|US20110014310 *||21 Sep 2010||20 Jan 2011||Quantumsphere, Inc.||Method and apparatus for forming nano-particles|
|US20110091831 *||16 Dec 2010||21 Apr 2011||Quantumsphere, Inc.||Method and apparatus for forming nano-particles|
|WO1990014451A1 *||29 Mar 1990||29 Nov 1990||Kennametal Inc.||Cvd grown transition metal carbide and nitride whiskers|
|U.S. Classification||423/335, 423/622, 423/636, 423/594.17, 423/605, 423/412, 423/625, 423/409, 423/610, 423/440, 204/164, 423/411|
|International Classification||C01B21/076, B01J8/00, C01B31/30, C01F7/42, C01B21/072, B01J12/00, B01J19/08, C01B33/18, C01G1/02, C01B13/20, C01B33/16, B01J8/02, C01B21/068, C01B13/32, C01B21/06, C01B13/28, C01F5/04|
|Cooperative Classification||C01B21/06, C01B31/30, C01B13/20, C01B21/0612, C01B21/062, B82Y30/00, C01B21/0602, C01B21/0617, C01B21/076, C01B21/072, C01B21/0637, C01B33/181, C01B21/068, C01P2004/64, B01J12/002|
|European Classification||B82Y30/00, C01B33/18B, C01B21/06, C01B31/30, C01B13/20, B01J12/00B|
|12 Jun 1986||AS||Assignment|
Owner name: TOYOTA JIDOSHA KABUSHIKI KAISHA 1, TOYOTA-CHO, TOY
Free format text: ASSIGNMENT OF ASSIGNORS INTEREST.;ASSIGNORS:OGAWA, MASAHIRO;ABE, SUSUMU;REEL/FRAME:004560/0152

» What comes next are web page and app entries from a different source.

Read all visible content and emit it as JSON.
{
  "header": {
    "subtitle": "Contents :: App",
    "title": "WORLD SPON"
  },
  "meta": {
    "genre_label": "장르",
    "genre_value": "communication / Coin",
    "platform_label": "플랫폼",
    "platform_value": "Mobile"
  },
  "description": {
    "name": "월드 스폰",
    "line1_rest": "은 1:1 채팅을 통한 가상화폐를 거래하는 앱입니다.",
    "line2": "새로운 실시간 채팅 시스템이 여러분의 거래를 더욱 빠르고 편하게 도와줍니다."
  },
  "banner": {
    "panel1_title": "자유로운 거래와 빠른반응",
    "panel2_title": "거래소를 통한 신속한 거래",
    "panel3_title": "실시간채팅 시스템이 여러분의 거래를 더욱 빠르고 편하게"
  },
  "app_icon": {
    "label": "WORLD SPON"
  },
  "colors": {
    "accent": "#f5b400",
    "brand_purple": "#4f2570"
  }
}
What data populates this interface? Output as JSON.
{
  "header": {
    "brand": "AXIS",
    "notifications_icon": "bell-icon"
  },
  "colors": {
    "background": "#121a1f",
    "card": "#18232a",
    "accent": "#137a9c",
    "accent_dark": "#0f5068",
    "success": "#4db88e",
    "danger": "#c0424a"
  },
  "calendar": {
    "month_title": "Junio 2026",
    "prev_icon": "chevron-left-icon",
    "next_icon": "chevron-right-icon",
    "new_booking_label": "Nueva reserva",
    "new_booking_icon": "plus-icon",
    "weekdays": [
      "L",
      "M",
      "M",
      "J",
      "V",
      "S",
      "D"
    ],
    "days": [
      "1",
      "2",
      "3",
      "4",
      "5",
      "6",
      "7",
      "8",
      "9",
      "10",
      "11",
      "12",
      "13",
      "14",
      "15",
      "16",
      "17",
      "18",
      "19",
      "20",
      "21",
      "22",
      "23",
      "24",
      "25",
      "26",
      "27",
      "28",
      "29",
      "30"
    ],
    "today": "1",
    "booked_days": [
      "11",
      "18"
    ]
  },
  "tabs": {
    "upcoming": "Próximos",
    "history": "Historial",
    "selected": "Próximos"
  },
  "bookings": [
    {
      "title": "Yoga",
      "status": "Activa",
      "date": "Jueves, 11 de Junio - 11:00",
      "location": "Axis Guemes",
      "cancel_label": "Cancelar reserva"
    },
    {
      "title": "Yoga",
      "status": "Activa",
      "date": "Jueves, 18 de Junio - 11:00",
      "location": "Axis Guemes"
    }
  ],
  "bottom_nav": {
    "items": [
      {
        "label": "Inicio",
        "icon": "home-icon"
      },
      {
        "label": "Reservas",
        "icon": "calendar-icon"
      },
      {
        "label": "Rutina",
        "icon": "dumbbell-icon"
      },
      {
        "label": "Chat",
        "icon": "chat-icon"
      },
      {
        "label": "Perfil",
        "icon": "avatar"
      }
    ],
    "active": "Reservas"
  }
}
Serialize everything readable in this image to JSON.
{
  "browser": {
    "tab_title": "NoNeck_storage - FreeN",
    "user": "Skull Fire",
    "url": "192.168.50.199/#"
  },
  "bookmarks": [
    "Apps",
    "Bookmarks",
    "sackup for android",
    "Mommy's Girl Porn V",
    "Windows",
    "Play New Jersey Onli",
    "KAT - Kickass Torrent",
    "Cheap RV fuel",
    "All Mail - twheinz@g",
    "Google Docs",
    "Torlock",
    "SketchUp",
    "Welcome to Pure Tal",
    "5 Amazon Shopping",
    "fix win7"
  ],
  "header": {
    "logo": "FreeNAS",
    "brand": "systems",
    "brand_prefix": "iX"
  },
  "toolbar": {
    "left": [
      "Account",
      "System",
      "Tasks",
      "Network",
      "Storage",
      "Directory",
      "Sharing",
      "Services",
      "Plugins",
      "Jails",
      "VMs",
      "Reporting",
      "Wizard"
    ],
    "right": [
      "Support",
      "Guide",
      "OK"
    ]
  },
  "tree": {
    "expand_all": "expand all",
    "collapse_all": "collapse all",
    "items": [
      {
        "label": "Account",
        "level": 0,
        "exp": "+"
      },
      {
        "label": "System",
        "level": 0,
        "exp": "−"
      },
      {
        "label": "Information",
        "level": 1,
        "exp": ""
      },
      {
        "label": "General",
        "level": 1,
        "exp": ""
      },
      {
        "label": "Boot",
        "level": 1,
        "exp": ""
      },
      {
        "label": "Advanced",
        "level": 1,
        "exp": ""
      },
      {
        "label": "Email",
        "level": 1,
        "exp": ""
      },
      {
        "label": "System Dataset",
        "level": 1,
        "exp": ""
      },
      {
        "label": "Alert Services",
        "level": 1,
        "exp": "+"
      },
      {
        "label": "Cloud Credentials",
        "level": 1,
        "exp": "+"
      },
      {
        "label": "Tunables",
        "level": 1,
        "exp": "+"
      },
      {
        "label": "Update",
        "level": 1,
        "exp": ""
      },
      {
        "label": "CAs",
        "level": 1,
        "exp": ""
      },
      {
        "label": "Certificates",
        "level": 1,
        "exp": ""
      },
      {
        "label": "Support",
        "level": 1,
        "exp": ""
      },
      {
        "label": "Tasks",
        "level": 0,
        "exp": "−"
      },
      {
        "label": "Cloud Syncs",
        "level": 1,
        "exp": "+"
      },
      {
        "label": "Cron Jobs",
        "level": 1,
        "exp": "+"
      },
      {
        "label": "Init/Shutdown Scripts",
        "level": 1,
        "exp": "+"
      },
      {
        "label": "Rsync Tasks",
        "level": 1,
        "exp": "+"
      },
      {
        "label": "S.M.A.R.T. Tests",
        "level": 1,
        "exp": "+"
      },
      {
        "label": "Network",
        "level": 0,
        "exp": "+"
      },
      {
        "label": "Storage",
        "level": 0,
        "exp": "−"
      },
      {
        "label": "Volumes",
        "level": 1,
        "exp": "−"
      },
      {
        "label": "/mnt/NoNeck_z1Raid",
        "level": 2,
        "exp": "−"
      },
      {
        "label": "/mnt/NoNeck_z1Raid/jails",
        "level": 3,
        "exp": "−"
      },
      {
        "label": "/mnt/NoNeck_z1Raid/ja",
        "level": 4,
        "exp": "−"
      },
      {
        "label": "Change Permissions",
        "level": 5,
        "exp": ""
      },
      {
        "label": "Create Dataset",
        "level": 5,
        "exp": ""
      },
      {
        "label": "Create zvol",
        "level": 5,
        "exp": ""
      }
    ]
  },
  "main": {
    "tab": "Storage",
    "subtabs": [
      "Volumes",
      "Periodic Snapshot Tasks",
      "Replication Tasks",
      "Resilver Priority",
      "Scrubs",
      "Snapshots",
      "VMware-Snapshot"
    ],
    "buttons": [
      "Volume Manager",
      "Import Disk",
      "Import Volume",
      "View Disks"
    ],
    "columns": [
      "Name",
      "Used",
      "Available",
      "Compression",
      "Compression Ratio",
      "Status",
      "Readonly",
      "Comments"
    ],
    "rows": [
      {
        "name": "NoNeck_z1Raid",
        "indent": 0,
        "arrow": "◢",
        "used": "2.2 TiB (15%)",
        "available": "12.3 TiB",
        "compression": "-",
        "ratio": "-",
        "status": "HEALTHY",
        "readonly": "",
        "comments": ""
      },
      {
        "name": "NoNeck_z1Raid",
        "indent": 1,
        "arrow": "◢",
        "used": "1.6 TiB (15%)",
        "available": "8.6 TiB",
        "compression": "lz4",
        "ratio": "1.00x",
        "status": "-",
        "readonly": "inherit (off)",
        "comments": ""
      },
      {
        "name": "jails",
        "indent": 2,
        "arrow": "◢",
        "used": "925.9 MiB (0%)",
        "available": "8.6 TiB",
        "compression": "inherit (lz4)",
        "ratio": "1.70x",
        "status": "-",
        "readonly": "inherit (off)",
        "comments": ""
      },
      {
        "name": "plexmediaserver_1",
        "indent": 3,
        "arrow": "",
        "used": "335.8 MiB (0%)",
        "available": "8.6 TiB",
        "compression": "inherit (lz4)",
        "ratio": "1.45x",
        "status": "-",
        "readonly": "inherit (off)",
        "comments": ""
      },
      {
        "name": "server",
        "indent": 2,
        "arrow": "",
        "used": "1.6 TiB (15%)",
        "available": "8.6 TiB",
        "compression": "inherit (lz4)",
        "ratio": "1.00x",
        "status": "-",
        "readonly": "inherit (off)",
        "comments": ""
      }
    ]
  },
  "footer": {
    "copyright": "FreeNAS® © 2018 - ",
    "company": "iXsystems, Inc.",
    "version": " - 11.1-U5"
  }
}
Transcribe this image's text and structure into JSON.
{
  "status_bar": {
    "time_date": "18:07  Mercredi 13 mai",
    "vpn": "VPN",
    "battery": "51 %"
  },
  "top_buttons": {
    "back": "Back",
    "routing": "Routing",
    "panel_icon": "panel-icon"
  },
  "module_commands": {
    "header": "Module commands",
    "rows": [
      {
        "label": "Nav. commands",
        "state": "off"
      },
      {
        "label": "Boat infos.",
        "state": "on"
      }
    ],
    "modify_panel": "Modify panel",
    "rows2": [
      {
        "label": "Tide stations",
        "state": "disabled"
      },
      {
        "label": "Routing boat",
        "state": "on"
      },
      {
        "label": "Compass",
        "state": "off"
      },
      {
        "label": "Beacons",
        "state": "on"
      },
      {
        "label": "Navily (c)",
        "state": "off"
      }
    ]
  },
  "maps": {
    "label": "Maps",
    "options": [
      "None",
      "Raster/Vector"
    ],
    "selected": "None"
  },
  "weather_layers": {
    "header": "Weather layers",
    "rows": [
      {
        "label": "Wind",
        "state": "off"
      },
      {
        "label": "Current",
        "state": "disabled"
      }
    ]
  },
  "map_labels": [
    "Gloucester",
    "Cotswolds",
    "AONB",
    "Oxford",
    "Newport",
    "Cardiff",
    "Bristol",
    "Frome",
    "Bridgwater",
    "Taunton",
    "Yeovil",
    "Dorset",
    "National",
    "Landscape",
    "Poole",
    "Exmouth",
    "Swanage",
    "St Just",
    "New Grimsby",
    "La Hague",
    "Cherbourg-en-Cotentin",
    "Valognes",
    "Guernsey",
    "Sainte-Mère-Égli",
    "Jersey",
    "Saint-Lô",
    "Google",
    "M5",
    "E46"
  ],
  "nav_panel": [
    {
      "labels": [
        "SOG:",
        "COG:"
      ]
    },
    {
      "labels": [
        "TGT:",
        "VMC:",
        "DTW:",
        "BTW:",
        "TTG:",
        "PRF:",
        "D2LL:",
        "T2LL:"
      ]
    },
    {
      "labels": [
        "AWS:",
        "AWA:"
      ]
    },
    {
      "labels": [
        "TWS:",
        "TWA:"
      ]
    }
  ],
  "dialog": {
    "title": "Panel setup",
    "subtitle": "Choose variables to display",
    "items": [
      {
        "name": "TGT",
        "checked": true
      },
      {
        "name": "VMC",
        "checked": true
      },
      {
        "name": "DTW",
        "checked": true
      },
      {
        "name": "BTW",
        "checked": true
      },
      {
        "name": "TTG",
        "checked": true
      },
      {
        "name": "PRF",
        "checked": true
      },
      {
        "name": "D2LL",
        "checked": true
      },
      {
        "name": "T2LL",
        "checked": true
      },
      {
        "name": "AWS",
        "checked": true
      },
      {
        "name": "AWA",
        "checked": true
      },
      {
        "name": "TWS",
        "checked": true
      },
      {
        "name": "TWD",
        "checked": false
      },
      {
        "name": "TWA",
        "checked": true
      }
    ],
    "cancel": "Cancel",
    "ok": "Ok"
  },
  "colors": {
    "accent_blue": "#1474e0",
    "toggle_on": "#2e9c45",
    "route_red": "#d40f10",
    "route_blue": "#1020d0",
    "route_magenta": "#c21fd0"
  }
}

Effective date: 19850131
Owner name: TOYOTA JIDOSHA KABUSHIKI KAISHA,JAPAN
Free format text: ASSIGNMENT OF ASSIGNORS INTEREST;ASSIGNORS:OGAWA, MASAHIRO;ABE, SUSUMU;REEL/FRAME:004560/0152
Effective date: 19850131
|2 Mar 1990||FPAY||Fee payment|
Year of fee payment: 4
|22 Feb 1994||FPAY||Fee payment|
Year of fee payment: 8
|23 Feb 1998||FPAY||Fee payment|
Year of fee payment: 12